f the lifting. If that’s not an option for you, just make sure that when lifting the bag you keep your back straight, and use your legs to lift the bag; not your back. You’ll also want to do the same technique of lifting if you pour your dog food into a different container once it’s at your house.
With most dogs being lower than waist-level to the ground, a lot of bending is involved when bathing or grooming your dog. Going the professional route is ideal for people with back pain, but there’s always going to be those times where your dog needs a quick rinse or brushing. When those come up, a great option is finding a self-serve location that has raised bathing stations. Most pet stores that are fitted with these have already thought through how hard bathing a dog can be on your back, and some even have different bath heights to accommodate different dog sizes. If you aren’t able to go to a self-serve location and bathing them at home is your only option — make sure you have a bench, chair, or stool to sit on while you attend to your dog. This will allow you to get on their level, and puts less strain on your back by limiting the large amounts of bending over. With either self-serve or at home, make sure you bend at your hips and keep your back straight when bathing or grooming your dog.
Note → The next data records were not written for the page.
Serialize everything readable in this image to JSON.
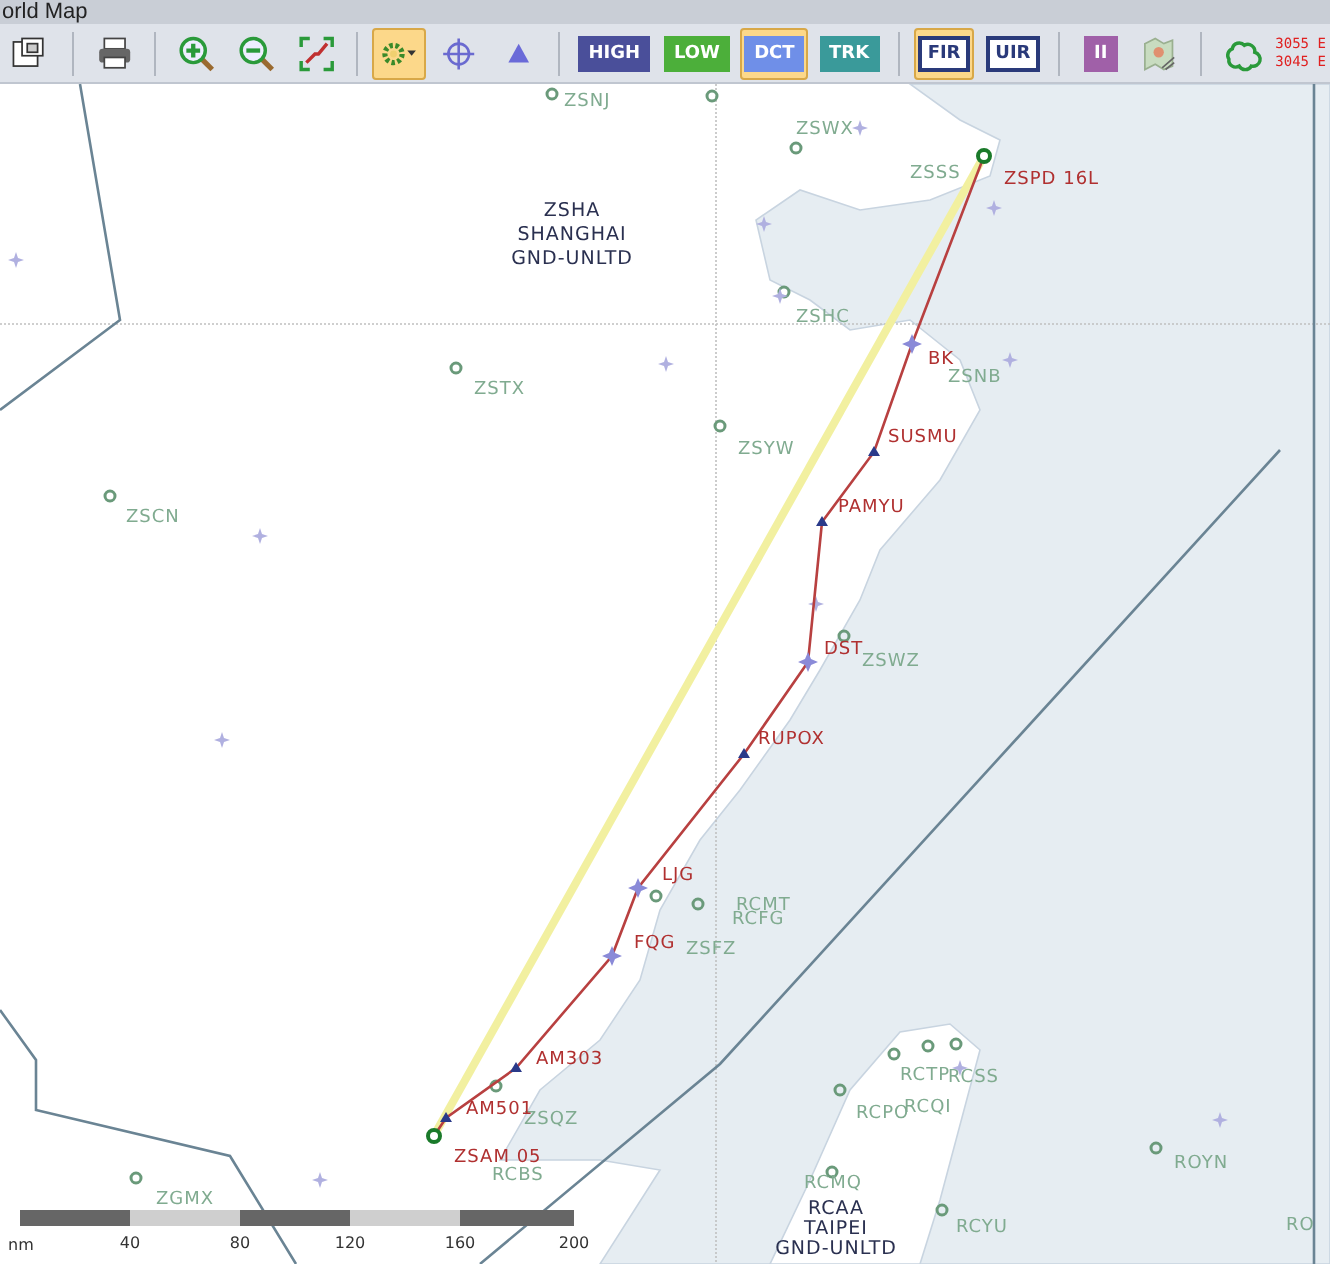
{
  "window": {
    "title": "orld Map"
  },
  "toolbar": {
    "groups": [
      [
        {
          "kind": "icon",
          "selected": false
        }
      ],
      [
        {
          "kind": "icon",
          "selected": false
        }
      ],
      [
        {
          "kind": "icon",
          "selected": false
        },
        {
          "kind": "icon",
          "selected": false
        },
        {
          "kind": "icon",
          "selected": false
        }
      ],
      [
        {
          "kind": "icon",
          "selected": true
        },
        {
          "kind": "icon",
          "selected": false
        },
        {
          "kind": "icon",
          "selected": false
        }
      ],
      [
        {
          "kind": "label",
          "label": "HIGH",
          "color": "#4a4f9a",
          "selected": false
        },
        {
          "kind": "label",
          "label": "LOW",
          "color": "#4caf3a",
          "selected": false
        },
        {
          "kind": "label",
          "label": "DCT",
          "color": "#6f8fe8",
          "selected": true
        },
        {
          "kind": "label",
          "label": "TRK",
          "color": "#3a9a9a",
          "selected": false
        }
      ],
      [
        {
          "kind": "label",
          "label": "FIR",
          "color": "#ffffff",
          "selected": true
        },
        {
          "kind": "label",
          "label": "UIR",
          "color": "#ffffff",
          "selected": false
        }
      ],
      [
        {
          "kind": "label",
          "label": "II",
          "color": "#a060a8",
          "selected": false
        },
        {
          "kind": "icon",
          "selected": false
        }
      ],
      [
        {
          "kind": "icon",
          "selected": false
        },
        {
          "kind": "readout",
          "lines": [
            "3055 E",
            "3045 E"
          ]
        }
      ]
    ]
  },
  "map": {
    "fir_labels": [
      {
        "lines": [
          "ZSHA",
          "SHANGHAI",
          "GND-UNLTD"
        ]
      },
      {
        "lines": [
          "RCAA",
          "TAIPEI",
          "GND-UNLTD"
        ]
      }
    ],
    "airports": [
      "ZSNJ",
      "ZSWX",
      "ZSSS",
      "ZSHC",
      "ZSNB",
      "ZSTX",
      "ZSYW",
      "ZSCN",
      "ZSWZ",
      "RCMT",
      "RCFG",
      "ZSFZ",
      "ZSQZ",
      "RCBS",
      "ZGMX",
      "RCTP",
      "RCSS",
      "RCPO",
      "RCQI",
      "RCMQ",
      "RCYU",
      "ROYN",
      "RO"
    ],
    "route": [
      {
        "name": "ZSPD 16L",
        "kind": "airport"
      },
      {
        "name": "BK",
        "kind": "vor"
      },
      {
        "name": "SUSMU",
        "kind": "fix"
      },
      {
        "name": "PAMYU",
        "kind": "fix"
      },
      {
        "name": "DST",
        "kind": "vor"
      },
      {
        "name": "RUPOX",
        "kind": "fix"
      },
      {
        "name": "LJG",
        "kind": "vor"
      },
      {
        "name": "FQG",
        "kind": "vor"
      },
      {
        "name": "AM303",
        "kind": "fix"
      },
      {
        "name": "AM501",
        "kind": "fix"
      },
      {
        "name": "ZSAM 05",
        "kind": "airport"
      }
    ],
    "scale": {
      "unit": "nm",
      "ticks": [
        "40",
        "80",
        "120",
        "160",
        "200"
      ]
    }
  }
}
We all know that dog owners would do anything for their dogs, but that devotion gets tested once you have back pain. Your time spent playing and taking care of them starts to become a struggle when the pain gets worse. But by proactively using the tips I’ve provided, you can keep back pain at bay while taking care of your four-legged friends. And if something happens — like a walk gone wrong, or you accidentally picked up a bag of food too heavy, and you find yourself in pain — make sure you call us at Virginia Spine Institute to schedule a consultation. We can get you pain-free, and back to loving your active life with your furry best friend.
Dr. Christopher Good is a double board certified spine surgeon and the President of Virginia Spine Institute. Established as a world expert in the field, Dr. Good has pioneered the use of robotics, navigation, and augmented reality (AR) in spine surgery. He performed the first two-level disc replacement in Metro DC, Maryland, and Virginia region, and continues to evolve motion-enhancing procedures for patients suffering from neck and back conditions. Dr. Good has been named “Top Doctor” consistently over the past decade. Learn more about Dr. Christopher Good.
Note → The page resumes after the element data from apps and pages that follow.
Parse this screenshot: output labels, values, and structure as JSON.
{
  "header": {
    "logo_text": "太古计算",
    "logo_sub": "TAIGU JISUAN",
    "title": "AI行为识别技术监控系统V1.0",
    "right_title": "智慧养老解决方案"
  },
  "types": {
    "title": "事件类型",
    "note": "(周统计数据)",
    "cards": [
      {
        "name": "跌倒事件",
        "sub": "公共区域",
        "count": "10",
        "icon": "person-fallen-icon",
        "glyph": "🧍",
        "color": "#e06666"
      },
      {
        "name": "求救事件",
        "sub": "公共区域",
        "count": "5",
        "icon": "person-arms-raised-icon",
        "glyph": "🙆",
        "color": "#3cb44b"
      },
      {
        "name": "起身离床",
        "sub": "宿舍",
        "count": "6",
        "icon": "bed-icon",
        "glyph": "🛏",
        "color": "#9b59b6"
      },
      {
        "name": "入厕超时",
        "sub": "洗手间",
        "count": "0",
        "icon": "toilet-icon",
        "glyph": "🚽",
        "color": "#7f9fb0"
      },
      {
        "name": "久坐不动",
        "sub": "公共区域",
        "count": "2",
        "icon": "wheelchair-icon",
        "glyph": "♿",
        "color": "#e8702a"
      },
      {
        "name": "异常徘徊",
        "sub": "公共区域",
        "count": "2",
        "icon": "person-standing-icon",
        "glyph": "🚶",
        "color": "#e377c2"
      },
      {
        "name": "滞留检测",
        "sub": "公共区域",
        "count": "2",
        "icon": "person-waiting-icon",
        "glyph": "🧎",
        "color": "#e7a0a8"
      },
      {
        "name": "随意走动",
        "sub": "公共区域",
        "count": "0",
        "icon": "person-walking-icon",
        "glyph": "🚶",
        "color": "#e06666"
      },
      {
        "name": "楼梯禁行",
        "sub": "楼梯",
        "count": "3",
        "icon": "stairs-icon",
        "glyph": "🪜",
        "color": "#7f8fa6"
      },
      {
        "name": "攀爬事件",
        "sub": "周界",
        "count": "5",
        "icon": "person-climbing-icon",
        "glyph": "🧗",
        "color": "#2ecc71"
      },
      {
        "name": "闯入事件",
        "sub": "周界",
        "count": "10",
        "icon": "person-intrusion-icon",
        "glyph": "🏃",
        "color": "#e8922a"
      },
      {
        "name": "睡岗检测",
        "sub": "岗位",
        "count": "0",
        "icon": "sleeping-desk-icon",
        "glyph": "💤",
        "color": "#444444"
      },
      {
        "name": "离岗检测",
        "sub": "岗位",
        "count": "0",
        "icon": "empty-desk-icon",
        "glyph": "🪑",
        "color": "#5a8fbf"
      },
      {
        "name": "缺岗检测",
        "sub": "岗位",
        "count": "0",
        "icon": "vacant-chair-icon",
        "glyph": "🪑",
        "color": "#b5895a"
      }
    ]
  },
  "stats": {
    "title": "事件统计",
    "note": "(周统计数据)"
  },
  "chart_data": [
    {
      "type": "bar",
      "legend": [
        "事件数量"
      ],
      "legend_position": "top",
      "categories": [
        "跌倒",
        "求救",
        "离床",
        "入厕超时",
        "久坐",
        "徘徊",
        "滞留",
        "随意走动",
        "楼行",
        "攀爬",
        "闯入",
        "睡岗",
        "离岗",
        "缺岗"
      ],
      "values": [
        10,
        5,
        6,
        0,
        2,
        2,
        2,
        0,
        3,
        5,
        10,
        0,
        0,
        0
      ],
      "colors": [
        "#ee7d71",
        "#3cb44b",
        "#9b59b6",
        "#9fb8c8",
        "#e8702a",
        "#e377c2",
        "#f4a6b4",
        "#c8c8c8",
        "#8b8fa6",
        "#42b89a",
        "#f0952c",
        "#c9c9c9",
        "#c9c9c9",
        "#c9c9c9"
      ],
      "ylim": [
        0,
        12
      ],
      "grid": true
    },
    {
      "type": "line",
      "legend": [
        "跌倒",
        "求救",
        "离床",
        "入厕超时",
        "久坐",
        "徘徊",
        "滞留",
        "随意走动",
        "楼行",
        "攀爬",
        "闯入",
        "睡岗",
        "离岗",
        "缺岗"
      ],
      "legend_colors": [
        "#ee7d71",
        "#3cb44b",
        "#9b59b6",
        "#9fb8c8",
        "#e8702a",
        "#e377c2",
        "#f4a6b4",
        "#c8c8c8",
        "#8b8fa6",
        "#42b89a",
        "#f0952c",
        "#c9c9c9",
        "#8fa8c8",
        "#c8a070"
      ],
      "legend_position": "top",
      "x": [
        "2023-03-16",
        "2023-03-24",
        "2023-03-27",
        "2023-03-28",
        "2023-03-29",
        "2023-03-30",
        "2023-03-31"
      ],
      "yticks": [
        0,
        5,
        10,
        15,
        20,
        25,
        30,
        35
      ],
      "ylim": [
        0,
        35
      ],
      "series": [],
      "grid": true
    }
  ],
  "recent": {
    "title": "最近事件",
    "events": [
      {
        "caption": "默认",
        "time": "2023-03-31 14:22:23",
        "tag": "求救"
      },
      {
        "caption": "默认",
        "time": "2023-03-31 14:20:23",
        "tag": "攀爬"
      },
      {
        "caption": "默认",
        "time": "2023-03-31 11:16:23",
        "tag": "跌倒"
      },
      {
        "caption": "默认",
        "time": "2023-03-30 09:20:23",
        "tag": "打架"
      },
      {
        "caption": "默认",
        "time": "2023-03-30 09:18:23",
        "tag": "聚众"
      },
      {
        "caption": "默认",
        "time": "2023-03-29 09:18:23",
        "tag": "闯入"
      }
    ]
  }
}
Reviewed by: Dr. Christopher Good, MD, FACS.
Reviewed by: Dr. Christopher Good, MD, FACS.